Affiliation: Department of Bioengineering, UCLA
Dissecting FcγR Regulation Through a Multivalent Binding Model
Many immune receptors transduce activation across the plasma membrane through their clustering. With Fcγ receptors, this clustering is driven by binding to antibodies of differing affinity that are in turn bound to multivalent antigen. As a consequence of this activation mechanism, accounting for and rationally manipulating IgG effector function is complicated by, among other factors, differing affinities between FcγR species and changes in the valency of antigen binding. In this study, we show that a model of multivalent receptor-ligand binding can effectively account for the contribution of IgG-FcγR affinity and immune complex valency. This model, in turn, enables us to make specific predictions about the effect of immune complexes of defined composition. In total, these results enable both rational immune complex design for a desired IgG effector function and the deconvolution of effector function by immune complexes.

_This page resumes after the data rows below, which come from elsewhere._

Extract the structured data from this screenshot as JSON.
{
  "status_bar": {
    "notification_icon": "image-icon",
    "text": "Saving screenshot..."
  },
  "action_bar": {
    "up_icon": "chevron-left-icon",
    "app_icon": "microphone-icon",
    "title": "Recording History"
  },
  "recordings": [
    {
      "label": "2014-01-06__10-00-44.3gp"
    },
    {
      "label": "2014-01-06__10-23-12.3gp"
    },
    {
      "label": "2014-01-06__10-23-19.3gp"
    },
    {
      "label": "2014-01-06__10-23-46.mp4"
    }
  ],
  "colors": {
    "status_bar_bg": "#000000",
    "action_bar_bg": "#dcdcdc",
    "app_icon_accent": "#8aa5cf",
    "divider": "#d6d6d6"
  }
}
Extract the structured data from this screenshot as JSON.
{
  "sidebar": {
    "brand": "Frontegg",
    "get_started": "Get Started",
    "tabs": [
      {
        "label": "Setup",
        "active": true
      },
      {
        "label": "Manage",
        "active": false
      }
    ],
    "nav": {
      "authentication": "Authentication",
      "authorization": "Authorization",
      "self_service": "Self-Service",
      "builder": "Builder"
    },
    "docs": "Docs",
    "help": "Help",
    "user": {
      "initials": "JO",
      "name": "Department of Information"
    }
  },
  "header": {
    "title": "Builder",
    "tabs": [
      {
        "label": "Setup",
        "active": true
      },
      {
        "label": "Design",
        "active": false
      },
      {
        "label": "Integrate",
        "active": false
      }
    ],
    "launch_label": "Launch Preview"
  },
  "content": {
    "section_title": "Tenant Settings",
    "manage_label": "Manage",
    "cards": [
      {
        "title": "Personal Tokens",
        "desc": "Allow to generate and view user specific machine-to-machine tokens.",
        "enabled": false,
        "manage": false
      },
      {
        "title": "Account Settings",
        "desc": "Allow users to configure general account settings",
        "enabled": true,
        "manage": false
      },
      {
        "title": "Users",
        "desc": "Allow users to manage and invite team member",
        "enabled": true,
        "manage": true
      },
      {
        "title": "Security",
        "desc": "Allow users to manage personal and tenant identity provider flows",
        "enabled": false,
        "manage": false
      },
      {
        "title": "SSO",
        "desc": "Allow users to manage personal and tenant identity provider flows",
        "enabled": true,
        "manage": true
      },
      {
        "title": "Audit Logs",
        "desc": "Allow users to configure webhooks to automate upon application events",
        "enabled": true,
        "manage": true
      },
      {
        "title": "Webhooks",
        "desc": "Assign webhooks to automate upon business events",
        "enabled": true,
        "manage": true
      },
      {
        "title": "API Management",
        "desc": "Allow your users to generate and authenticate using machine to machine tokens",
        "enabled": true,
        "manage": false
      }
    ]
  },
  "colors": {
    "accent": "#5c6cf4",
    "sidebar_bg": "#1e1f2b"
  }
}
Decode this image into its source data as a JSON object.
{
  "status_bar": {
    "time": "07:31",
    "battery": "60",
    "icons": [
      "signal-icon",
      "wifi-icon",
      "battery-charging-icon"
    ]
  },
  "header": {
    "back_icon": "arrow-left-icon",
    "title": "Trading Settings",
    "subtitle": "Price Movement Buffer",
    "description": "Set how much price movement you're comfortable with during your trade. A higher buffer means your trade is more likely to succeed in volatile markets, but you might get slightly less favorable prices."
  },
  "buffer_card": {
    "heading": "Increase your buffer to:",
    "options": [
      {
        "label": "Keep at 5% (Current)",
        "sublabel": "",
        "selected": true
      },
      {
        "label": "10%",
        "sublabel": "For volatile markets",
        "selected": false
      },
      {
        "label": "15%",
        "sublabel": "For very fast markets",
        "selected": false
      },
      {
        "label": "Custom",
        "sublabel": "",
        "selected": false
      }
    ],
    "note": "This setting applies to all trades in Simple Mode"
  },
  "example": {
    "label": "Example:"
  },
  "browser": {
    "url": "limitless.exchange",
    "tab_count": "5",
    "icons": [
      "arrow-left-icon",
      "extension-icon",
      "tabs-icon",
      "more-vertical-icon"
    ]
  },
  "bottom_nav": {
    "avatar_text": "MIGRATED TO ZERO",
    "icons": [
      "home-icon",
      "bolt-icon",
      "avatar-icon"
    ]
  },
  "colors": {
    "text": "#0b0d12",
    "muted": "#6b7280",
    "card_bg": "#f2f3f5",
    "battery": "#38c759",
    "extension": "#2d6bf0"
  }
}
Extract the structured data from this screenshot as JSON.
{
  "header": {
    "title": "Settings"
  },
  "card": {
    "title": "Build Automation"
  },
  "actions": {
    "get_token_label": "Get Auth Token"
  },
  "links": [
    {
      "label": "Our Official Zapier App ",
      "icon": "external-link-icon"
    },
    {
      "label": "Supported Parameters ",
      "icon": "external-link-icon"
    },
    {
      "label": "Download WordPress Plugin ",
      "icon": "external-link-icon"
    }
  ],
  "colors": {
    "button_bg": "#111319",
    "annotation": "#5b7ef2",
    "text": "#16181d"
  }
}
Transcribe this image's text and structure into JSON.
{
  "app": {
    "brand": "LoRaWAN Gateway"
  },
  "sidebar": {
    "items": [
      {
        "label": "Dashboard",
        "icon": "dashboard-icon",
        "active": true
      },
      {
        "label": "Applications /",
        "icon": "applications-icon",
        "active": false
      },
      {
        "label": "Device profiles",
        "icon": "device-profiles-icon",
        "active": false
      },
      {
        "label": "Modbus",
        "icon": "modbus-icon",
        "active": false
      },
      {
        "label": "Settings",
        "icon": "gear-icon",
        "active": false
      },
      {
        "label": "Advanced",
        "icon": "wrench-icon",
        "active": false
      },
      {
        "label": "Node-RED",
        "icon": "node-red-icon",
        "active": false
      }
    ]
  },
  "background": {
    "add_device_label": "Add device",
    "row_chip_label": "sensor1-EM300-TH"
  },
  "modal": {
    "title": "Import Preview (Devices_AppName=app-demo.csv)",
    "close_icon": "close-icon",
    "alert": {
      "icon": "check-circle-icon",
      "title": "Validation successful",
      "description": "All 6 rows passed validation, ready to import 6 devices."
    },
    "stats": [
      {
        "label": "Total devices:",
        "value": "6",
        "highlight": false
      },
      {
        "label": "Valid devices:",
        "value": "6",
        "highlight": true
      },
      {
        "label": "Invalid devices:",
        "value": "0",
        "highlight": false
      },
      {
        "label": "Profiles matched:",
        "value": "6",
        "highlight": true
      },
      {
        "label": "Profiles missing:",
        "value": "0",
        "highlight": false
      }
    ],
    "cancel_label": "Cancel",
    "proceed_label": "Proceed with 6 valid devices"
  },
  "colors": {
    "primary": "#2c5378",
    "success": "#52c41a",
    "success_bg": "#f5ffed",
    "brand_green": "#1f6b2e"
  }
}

Aaron S. Meyer is an assistant professor in the Department of Bioengineering at the University of California, Los Angeles. He received his B.S. in Bioengineering from the University of California, Los Angeles, his Ph.D. in Biological Engineering from the Massachusetts Institute of Technology, and was an independent fellow at the Koch Institute for Integrative Cancer Research. His awards include the NIH Director’s Early Independence Award, Siebel Scholars award, and a Terri Brodeur Breast Cancer Foundation Fellowship. The Meyer lab focuses on combining experimental and computational techniques to reverse engineer cancer and innate immune signaling, with the goal of designing immune-and cancer-targeted therapies.
Date(s) - Oct 25, 2017
1:00 pm - 2:00 pm